Two weeks ago I made the decision to go on the Whole30 diet. The Whole30 is basically a very strict version of the paleo diet. The idea is to cut out absolutely everything that might bother you for 30 days and slowly introduce foods back into your diet one at a time to see which foods you have an adverse reaction to. There are a few differences between a normal paleo interpretation and the Whole30, which I have outlined below:
- No added sugar at all. This means no honey or other “natural” sweeteners that many paleo cooks/bakers use. This also means no dark chocolate.
- No alcohol. Many paleo followers will still drink alcohol in the form of wine or gluten free liquors, like tequila. On the Whole30 you have to give up alcohol completely.
- No cheat days. You must stay true to paleo 100% of the time, no exceptions or else you have to start over.
- No dairy. This is more for people who follow primal instead of paleo. Over time I drifted into the primal camp due to my love of cheese (grass fed only of course).
Following the Whole30 is very challenging because many consumer products that you wouldn’t think contain bad oils, MSG or soy lectins, which are not allowed. I was surprised to find that a bag of cashews I bought had peanut oil on them. I’m glad I read the label before I started eating them. During the Whole30 you pretty much can’t go out to restaurants because you never know what was used to prepare the food.

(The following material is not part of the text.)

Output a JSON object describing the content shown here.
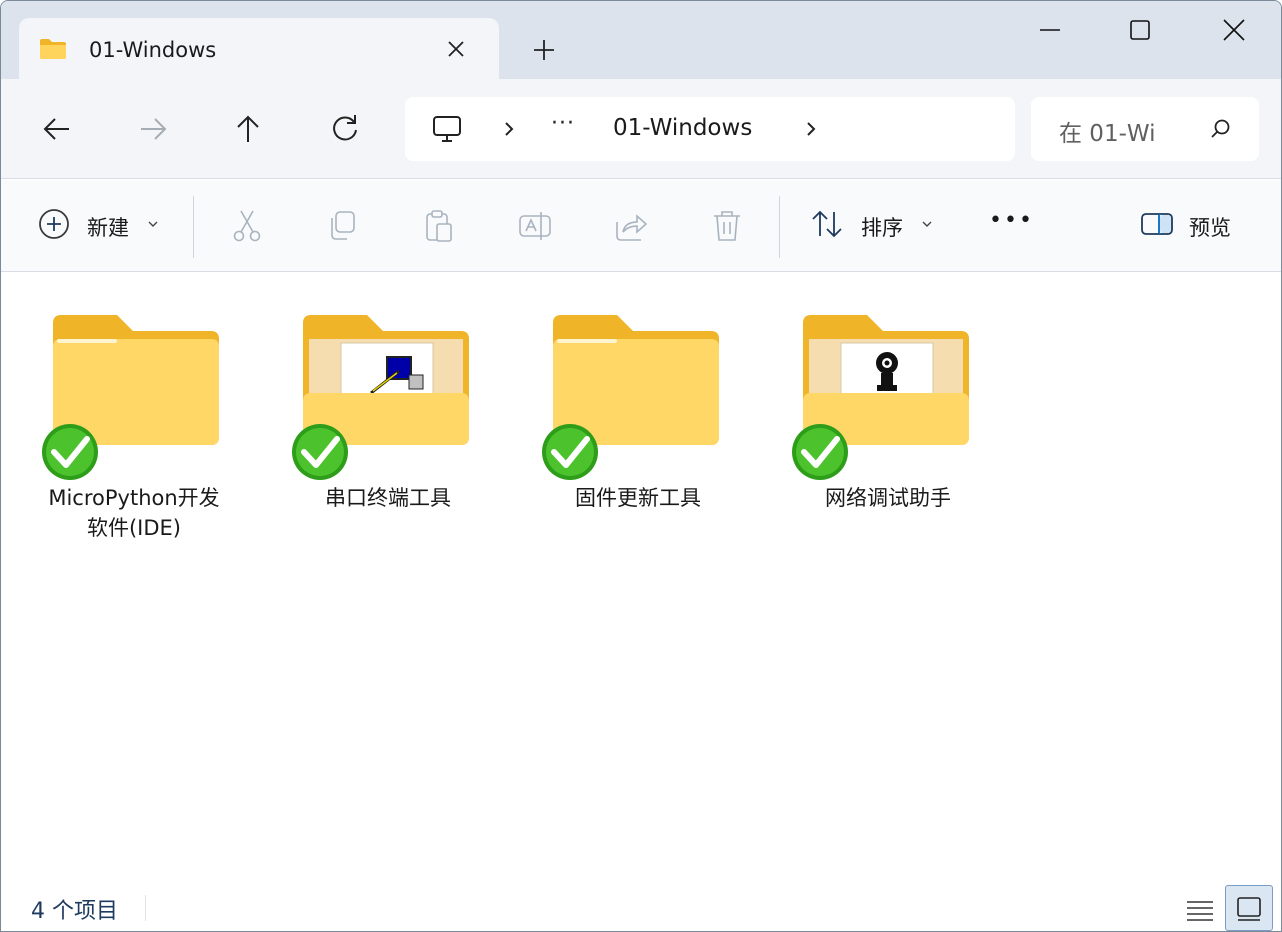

While following the Whole30, you are not allowed to weigh yourself. The creators, Dallas and Melissa Hartwig, created the Whole30 as a way to improve people’s health, not as a weight loss gimmick. They suggest you don’t weigh yourself during the Whole30, just right before and right after. This will allow you to focus on how your body feels instead of being obsessed with the scale.
There are several reasons I decided to do the Whole30.

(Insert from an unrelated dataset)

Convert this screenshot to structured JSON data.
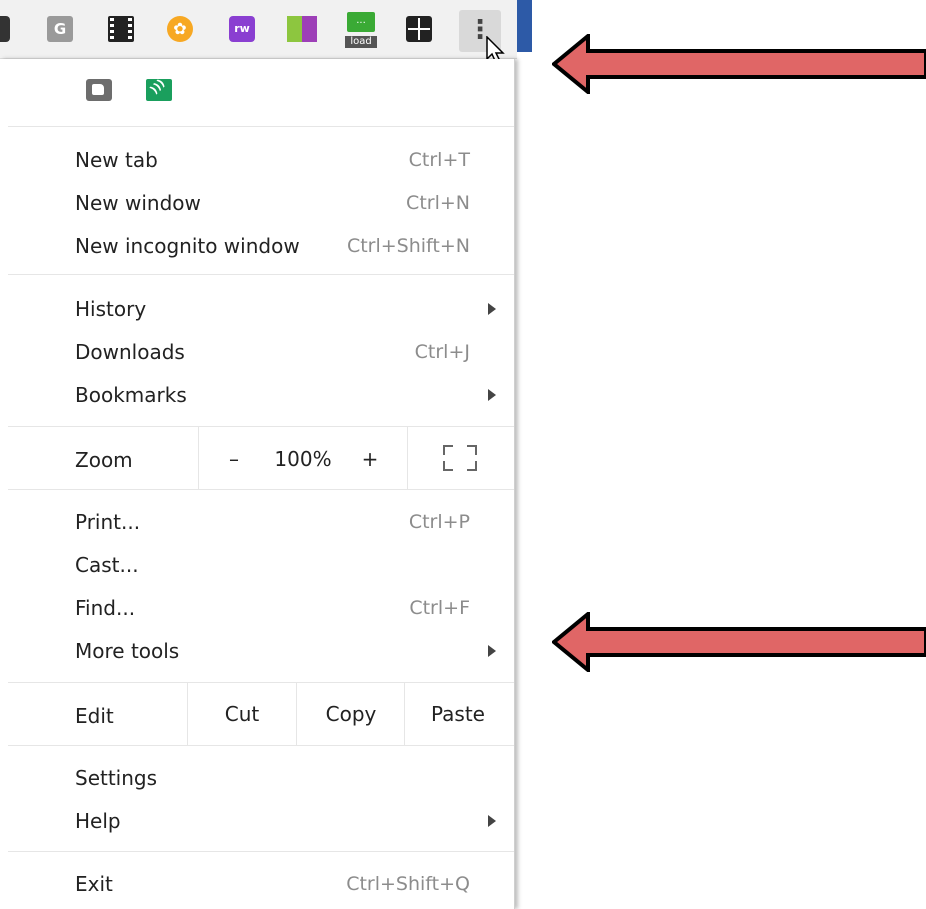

- I have been pissed at myself for cheating on paleo more than I would like. Once you have invested a week or two into such a strict diet, the free cookies or cake at the office just don’t seem worth cheating.
- I’m trying to shed a few pounds and it has been going a lot slower than I would have liked. I am headed to business school in the fall and I would like to be in perfect shape when I get there. I won’t have as much time to hit the gym and cook for myself while I am there. If I am going to gain weight while in school, I would like to start from 170 instead of 195.

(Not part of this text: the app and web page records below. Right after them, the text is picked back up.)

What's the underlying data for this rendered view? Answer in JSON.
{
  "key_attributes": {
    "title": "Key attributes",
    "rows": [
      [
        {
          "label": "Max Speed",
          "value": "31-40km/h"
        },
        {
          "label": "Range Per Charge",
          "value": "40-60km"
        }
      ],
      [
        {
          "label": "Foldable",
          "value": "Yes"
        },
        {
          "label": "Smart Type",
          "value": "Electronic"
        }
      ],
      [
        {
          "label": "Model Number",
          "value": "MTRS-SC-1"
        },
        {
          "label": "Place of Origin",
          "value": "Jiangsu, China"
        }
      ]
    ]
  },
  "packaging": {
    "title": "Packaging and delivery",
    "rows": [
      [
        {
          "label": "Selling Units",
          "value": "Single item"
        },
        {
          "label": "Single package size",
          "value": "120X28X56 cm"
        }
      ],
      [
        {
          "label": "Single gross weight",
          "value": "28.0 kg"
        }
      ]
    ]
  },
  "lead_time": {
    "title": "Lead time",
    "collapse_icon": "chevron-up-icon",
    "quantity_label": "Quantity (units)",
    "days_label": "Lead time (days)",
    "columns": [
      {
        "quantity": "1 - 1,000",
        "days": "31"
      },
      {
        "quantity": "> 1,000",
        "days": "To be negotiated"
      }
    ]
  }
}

- I have been drinking too much and I wanted to cut it out. I looked at my health tracker and saw that I was averaging around 600 calories a day in alcohol!! No wonder my weight loss was so slow. Even after my Whole30 is over, I plan to scale back the drinking.
- I wanted to prove I could. This is the only time I will be able to do the Whole30 in the next 5 years. While in school there are a lot of recruiting events where it just isn’t feasible to follow paleo. When I graduate, I plan to be a consultant. As a consultant it will be impossible to follow paleo completely because I’ll be on the road 4 days a week and won’t be cooking myself.
So far I have been following the Whole30 completely. There was a close call on some paleo chili I made, but thankfully I bought tomato sauce which was sugar free. The one thing that I haven’t followed is the no weighing yourself. It isn’t because I care so much about my weight but because I have created a health tracking model in Excel which requires my weight to calculate what my calorie intake should be. I’ll do a post about my health tracker later; I love it and am addicted to it.
So far my experience has been pretty good, but it has been a challenge. Cutting out alcohol has been especially hard for me as a guy in my 20’s with a social life. I’ll do a post specifically on my experiences later.
In summary, the Whole30 is not an easy task. However, nothing that is worth doing is ever easy. If you are serious about improving your health then give it a try. To learn more about the Whole30, check out the book: It starts with Food. I read it two years ago and it is really great.